With Christmas Day falling on Sunday this year, here at Calvary Christian Center, we are planning to have our 1 hour, “traditional” Christmas Eve Service – Carols, Candles and Communion. This family-oriented service gives us an opportunity to sing traditional carols, alternating with appropriate Scripture passages, and it allows us to incorporate either a vocal solo or a special song presented by our Kids’ Ministry “Stick Team.” The candles create a solemn, yet relaxed mood for celebrating communion, and the Pastor closes with a brief encouraging word for the family.[The time frame is: 6:00 pm to 7:00 or 7:15 pm]
I realize this may not help to answer what to do to give the Christmas season more impact, but our direction is to slow down the pace from the hectic shopping and planning and parties that fill many people’s schedules during the season, which cause them to hardly realize what they’re celebrating. This change of pace gives our Christmas Eve service the “de-stressed” atmosphere we want to give to our congregation.
This year, however, with Christmas Day falling on Sunday, music ministers are faced with finding appropriate music and “elements” to add to the service to make an impact. May I suggest that the greatest impact is to stay true to the Incarnation message. After all, it’s not the style of music or what video you incorporate into the service that matters. We want to connect with God, corporately AND individually. We need to focus on Him, giving Him the honor, the thanks, and adoration that He truly deserves. When that happens, our Christmas season will be impacted by God Himself!
What would you like to add? What are you doing to make this Christmas season extra special in your church?
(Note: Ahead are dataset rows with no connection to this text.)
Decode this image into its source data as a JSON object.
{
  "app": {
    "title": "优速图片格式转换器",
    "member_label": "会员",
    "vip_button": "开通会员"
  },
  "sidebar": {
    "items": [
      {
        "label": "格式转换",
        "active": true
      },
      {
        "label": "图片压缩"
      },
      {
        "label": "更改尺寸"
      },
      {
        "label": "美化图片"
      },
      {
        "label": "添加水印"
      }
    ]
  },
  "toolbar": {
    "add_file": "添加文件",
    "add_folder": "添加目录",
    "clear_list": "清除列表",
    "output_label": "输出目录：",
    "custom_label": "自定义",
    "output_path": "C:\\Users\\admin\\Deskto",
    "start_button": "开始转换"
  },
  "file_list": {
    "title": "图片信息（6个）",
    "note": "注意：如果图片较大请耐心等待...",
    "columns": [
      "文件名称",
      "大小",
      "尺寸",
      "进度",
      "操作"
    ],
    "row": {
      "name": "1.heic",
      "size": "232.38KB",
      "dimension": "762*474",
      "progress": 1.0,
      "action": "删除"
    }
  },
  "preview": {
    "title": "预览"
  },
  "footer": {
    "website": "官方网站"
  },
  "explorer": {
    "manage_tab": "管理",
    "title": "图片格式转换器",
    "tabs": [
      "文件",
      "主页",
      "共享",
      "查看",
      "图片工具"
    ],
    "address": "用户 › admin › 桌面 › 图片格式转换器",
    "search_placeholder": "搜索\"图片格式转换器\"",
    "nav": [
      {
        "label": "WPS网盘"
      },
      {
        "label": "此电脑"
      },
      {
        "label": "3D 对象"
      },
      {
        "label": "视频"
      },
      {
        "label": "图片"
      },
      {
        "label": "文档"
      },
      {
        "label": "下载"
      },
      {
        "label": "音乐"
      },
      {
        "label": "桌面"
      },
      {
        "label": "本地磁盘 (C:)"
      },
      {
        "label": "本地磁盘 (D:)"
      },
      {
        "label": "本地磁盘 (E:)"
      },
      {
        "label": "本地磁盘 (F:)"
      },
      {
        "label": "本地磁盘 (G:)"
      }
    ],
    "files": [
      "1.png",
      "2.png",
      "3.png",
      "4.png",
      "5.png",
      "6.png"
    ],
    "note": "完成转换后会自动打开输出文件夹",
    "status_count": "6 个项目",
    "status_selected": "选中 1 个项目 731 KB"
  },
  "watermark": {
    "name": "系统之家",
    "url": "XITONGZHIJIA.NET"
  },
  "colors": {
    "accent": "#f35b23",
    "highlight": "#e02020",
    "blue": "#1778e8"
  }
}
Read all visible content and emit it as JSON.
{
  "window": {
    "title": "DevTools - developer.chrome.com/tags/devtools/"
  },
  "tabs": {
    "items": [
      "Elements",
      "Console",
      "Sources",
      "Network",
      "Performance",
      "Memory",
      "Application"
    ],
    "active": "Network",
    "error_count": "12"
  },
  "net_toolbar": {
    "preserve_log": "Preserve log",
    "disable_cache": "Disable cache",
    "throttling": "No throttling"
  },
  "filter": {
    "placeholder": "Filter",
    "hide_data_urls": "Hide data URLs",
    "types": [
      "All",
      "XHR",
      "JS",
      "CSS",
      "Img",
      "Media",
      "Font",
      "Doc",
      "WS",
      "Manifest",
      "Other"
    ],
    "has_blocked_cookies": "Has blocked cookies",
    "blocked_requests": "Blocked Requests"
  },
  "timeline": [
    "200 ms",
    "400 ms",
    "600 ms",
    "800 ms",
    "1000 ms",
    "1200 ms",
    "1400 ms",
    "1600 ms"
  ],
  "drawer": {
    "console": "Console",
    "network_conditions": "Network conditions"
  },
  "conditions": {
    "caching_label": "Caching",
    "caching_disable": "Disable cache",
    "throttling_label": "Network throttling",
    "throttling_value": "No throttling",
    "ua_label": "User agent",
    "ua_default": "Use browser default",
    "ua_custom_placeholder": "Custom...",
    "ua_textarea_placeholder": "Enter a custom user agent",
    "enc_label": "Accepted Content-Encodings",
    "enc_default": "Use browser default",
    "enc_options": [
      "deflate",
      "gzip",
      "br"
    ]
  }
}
This tip comes from Jamie Brown of www.worthilymagnify.com. He discusses some very practical ways to include transitions in our worship sets. If you’re reading this in an RSS reader or email, you will need to click on the blog title, “Transitioning Smoothly” above to view this video in the cmiworship.com website.